Posted on: July 24, 2022 Posted by: AKDSEO Comments: 0

As investors fret about the risks of inflation, comparisons to the 1970s era of runaway price rises have been ten a penny. But veteran fund manager Peter Spiller believes the 1960s are a better guide to today’s markets.

Spiller, who in four decades managing the Capital Gearing Investment Trust has only lost money in a single year, says savers should prepare for a period more like the 1960s when inflation did not spike as high as the 1970s, but persisted at worrying levels.

“What we are going back to is an era when inflation is a problem and the authorities will feel constrained to tighten policy whether monetary or fiscal . . . and we will have recessions,” says Spiller, seated in his offices across from the Guildhall in the City of London, wearing a crisp white shirt and threadbare green braces.

Capital Gearing, which Spiller has managed since 1982, is one of a clutch of UK-listed investment trusts that focus on wealth preservation, which have recently enjoyed a return to fashion after a period where their steady approach looked behind the times compared with bolder growth-focused strategies.

These cautious managers, who focus more on avoiding losses than seeking outstanding return, have found favour with savers who are worried by the threat of inflation eroding the value of their cash at the same time as financial markets have inflicted painful wounds on many assets.

UK private investors have lost 11 per cent of their portfolios on average in the first half of the year, according to a performance index from Interactive Investor, the second largest do-it-yourself platform. Markets took fright from central banks reversing the massive stimulus they had provided to economies since the Covid-19 pandemic struck to combat inflation, which climbed to the highest levels in 40 years, breaking above 9 per cent in the UK.

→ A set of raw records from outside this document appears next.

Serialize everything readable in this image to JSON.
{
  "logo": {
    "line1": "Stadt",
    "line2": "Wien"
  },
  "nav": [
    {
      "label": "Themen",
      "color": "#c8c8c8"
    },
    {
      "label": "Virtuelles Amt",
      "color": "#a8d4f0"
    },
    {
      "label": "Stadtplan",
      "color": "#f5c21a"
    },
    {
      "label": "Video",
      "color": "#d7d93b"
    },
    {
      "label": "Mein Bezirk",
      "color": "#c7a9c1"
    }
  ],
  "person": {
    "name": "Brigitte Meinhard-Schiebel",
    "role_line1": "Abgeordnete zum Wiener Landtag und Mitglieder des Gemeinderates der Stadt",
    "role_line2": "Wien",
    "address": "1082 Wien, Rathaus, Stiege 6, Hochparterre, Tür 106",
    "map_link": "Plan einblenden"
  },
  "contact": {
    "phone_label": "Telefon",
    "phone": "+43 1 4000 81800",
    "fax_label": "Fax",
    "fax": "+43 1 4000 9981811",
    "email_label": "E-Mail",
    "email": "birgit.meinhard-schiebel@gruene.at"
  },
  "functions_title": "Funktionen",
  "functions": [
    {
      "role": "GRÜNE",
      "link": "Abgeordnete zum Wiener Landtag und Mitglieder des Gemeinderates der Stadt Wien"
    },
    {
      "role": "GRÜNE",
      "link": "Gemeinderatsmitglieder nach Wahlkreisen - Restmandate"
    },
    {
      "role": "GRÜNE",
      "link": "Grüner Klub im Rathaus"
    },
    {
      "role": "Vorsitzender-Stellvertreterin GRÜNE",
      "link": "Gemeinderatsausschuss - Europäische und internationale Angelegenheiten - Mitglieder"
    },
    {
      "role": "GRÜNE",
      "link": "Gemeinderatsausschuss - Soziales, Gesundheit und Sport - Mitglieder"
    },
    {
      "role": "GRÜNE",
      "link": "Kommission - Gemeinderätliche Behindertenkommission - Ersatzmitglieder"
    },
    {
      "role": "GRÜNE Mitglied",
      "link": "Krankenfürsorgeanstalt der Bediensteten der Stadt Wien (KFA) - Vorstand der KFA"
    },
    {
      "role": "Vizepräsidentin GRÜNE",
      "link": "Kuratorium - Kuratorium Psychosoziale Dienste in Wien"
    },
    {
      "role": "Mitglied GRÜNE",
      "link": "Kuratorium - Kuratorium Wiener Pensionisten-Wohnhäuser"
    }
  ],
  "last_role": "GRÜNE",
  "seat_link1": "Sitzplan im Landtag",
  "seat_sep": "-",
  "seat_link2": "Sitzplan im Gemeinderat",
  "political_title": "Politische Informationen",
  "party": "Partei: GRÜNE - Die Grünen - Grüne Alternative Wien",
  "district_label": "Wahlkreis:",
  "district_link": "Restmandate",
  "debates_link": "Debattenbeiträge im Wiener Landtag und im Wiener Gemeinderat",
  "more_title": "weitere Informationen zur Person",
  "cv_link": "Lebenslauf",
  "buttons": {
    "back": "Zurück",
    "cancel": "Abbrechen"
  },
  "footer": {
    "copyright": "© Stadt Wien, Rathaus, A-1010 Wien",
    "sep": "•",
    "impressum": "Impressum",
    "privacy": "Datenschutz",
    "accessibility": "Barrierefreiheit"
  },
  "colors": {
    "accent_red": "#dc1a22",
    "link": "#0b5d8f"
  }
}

With inflation reducing the buying power of cash savings and market turbulence afflicting portfolios, many savers have been left wondering where to put their money for safekeeping. Wealth preservation strategies like Capital Gearing’s, along with similar funds at Ruffer and Personal Assets Trust, have emerged as a popular choice, climbing into the ranks of the most-bought trusts among UK retail investors.

While most active managers are laser-focused on beating market returns, managers like Capital Gearing prioritise preserving the “real wealth” of clients in inflation-adjusted terms. The trust has underperformed the broader UK equity market, measured by MSCI, by more than 5 per cent over the past 10 years, but it has only recorded one annual loss in four decades.

Today, Spiller is betting that other money managers are still underplaying the chance that elevated inflation sticks around for longer than anticipated. He argued that most market watchers have spent their whole career during an “aberrant” period in recent decades where globalisation provided a powerful disinflationary force.

Looking to the next few years, he says: “I would not expect hyperinflation but I would expect the 2 per cent target to be missed.” Spiller likens the current environment to the 1960s when inflation built from around 1.5 per cent in 1965 to around 6 per cent by the end of the decade as a result of “over stimulating an already fully-employed economy”. 

This view of inflation has led Capital Gearing to hold roughly a third of its portfolio in index-linked government bonds where interest payments are linked to inflation, and therefore provide protection against price rises.

Spiller says inflation-linked bonds provide “the lowest possible risk way of maintaining the real value of your asset and earning a real income”. 

“The very good news is that the price you pay for that protection is very low because [the market] assumes inflation is going to go back to 2 per cent and stay there,” he adds.

Although Spiller recently said that “prospective returns look lousy for practically everything”, Capital Gearing has found other places to park its funds, including in oil stocks, green infrastructure and real estate. Lately, the trust has also eyed Japanese assets as a further source of inflation protection, since Japan is not seeing such sharp price increases.

The trust also holds a high amount of “dry powder”, cash and short-term debt, that can be swiftly put to work in new investments. The decision to hold 20 per cent of assets in cash reflects both the lack of attractive opportunities today and some optimism about better pickings to come if hard times for the economy make assets cheaper.

Spiller says: “We think the world is very fragile and we might get quite a lot of opportunities going forward.”